Dataset content section start

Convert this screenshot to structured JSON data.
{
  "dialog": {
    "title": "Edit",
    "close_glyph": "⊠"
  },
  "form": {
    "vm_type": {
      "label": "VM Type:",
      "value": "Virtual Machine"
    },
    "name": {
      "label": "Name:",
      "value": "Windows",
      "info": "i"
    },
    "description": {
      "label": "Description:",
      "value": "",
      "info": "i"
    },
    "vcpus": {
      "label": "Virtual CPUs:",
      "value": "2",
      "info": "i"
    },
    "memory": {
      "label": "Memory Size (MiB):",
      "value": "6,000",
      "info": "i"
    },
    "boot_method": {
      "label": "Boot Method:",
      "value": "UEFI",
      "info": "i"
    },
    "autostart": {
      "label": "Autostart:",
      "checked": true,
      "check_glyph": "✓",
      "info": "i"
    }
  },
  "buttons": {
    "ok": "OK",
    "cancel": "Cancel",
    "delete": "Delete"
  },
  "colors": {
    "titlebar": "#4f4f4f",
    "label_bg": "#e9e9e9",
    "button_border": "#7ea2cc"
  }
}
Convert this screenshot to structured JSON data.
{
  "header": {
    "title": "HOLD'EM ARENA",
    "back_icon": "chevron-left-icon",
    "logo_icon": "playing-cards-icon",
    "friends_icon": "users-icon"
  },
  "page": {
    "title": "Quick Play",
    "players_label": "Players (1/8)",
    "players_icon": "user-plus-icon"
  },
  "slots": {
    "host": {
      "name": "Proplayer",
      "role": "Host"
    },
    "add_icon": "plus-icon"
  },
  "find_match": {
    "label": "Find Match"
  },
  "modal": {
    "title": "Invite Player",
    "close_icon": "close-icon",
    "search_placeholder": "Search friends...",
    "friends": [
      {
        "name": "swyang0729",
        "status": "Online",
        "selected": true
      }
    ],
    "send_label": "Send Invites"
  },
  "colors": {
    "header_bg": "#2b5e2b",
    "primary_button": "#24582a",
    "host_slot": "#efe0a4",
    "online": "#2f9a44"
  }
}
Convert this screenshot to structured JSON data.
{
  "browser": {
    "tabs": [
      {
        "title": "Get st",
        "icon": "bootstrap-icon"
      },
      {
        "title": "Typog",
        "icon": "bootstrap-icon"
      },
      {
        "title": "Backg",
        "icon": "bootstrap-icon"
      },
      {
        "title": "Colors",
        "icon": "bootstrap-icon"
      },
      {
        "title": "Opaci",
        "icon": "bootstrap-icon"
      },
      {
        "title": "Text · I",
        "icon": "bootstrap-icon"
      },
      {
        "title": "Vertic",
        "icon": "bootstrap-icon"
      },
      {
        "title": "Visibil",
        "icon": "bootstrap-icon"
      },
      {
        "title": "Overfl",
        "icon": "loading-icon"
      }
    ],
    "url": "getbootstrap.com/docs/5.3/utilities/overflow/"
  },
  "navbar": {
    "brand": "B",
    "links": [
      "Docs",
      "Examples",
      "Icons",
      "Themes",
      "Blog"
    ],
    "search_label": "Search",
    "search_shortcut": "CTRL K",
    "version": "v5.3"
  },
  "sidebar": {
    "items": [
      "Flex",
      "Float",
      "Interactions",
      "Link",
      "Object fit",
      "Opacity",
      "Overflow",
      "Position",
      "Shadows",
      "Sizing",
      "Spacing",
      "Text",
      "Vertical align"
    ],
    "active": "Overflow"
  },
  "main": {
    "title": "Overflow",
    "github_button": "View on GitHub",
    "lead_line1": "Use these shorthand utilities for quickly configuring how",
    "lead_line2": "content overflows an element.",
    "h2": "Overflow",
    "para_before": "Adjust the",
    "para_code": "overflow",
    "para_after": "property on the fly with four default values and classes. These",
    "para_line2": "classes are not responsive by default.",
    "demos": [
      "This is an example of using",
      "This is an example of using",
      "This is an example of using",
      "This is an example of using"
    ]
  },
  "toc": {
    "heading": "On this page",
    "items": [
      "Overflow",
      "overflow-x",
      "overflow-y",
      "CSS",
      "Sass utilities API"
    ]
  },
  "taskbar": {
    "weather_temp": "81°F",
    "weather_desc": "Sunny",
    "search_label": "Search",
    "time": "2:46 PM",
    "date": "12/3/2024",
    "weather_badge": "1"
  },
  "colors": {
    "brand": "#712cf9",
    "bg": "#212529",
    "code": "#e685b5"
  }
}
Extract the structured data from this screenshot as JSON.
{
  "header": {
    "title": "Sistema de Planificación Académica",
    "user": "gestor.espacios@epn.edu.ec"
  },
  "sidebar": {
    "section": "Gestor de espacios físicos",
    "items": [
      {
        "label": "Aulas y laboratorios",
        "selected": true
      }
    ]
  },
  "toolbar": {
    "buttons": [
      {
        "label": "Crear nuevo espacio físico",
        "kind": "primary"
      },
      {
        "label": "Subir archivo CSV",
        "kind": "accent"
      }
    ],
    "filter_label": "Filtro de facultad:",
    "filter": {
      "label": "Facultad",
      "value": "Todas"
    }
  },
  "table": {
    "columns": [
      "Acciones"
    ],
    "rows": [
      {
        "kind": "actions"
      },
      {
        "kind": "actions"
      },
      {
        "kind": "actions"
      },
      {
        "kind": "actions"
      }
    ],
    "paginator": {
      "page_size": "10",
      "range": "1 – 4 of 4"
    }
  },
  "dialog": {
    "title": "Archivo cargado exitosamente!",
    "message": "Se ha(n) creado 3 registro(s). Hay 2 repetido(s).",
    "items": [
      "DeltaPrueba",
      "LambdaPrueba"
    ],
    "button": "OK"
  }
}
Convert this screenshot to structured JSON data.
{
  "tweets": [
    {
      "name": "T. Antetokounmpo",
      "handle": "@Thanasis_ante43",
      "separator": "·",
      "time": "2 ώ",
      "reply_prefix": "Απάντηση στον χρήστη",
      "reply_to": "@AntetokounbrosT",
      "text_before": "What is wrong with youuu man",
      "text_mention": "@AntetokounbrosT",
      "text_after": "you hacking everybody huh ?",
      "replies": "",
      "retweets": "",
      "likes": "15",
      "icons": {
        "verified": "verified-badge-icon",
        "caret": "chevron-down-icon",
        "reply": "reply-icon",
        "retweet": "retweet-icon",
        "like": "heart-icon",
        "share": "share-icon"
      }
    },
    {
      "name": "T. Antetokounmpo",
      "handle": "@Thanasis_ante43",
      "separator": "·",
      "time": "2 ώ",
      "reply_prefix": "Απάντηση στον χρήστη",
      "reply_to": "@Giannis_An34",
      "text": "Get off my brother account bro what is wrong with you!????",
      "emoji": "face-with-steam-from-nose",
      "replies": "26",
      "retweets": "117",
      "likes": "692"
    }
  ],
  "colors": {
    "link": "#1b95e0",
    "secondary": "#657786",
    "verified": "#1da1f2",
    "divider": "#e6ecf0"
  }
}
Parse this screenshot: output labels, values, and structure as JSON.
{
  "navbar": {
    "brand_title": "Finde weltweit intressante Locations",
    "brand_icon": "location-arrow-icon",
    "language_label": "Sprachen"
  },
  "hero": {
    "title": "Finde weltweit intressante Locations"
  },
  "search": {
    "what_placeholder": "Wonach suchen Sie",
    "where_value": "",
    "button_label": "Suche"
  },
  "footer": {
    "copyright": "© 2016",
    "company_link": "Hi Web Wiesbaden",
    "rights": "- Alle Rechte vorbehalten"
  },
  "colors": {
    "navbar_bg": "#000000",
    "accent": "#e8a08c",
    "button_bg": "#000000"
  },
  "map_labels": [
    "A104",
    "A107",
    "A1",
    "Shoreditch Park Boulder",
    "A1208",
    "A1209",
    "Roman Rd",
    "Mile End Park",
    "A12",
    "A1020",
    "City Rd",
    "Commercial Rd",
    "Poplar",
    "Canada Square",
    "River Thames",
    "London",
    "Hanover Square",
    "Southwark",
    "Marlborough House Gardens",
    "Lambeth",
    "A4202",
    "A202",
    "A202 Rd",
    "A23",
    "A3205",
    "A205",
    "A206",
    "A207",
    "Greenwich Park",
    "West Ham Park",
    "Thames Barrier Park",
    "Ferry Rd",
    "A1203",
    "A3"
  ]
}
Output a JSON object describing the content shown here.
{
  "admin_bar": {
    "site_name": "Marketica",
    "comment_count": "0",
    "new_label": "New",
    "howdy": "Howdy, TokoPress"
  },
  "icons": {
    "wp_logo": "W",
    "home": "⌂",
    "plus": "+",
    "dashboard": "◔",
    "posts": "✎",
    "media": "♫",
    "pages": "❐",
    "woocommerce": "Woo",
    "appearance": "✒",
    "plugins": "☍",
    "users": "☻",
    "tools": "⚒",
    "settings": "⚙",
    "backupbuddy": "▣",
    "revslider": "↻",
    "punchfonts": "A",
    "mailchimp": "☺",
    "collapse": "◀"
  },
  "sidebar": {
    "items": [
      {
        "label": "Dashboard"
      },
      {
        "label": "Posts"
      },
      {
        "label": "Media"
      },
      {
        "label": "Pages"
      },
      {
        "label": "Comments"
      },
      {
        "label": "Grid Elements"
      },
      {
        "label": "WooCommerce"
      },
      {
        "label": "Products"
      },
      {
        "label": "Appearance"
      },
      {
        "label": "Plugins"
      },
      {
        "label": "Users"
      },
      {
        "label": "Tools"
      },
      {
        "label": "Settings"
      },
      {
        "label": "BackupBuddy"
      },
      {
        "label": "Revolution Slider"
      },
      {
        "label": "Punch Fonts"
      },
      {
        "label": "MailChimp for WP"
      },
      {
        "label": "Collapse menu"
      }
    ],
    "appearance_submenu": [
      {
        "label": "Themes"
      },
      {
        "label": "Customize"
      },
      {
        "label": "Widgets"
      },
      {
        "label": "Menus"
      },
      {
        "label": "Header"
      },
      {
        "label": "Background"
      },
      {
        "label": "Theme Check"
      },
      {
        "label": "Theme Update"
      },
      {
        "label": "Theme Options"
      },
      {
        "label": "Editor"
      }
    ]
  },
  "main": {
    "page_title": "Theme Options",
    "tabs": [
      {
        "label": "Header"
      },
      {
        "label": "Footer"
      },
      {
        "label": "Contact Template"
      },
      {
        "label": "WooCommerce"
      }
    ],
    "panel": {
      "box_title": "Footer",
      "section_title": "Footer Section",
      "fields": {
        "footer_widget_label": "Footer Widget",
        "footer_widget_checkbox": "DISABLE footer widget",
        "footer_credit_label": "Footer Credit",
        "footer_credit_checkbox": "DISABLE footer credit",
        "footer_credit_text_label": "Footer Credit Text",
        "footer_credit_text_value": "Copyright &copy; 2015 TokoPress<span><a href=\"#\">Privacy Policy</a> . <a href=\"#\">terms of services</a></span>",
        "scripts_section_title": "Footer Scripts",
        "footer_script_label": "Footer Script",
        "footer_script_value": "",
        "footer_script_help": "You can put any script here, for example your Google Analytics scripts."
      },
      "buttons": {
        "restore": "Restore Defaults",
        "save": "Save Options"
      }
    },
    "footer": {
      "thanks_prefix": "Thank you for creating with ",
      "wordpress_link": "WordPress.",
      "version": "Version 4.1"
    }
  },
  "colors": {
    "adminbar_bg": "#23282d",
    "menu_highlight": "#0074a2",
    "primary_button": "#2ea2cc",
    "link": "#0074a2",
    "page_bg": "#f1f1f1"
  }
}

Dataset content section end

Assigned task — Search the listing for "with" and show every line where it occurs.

Result of this exercise —
    "para_after": "property on the fly with four default values and classes. These",
      "text_before": "What is wrong with youuu man",
      "text": "Get off my brother account bro what is wrong with you!????",
      "emoji": "face-with-steam-from-nose",
      "thanks_prefix": "Thank you for creating with ",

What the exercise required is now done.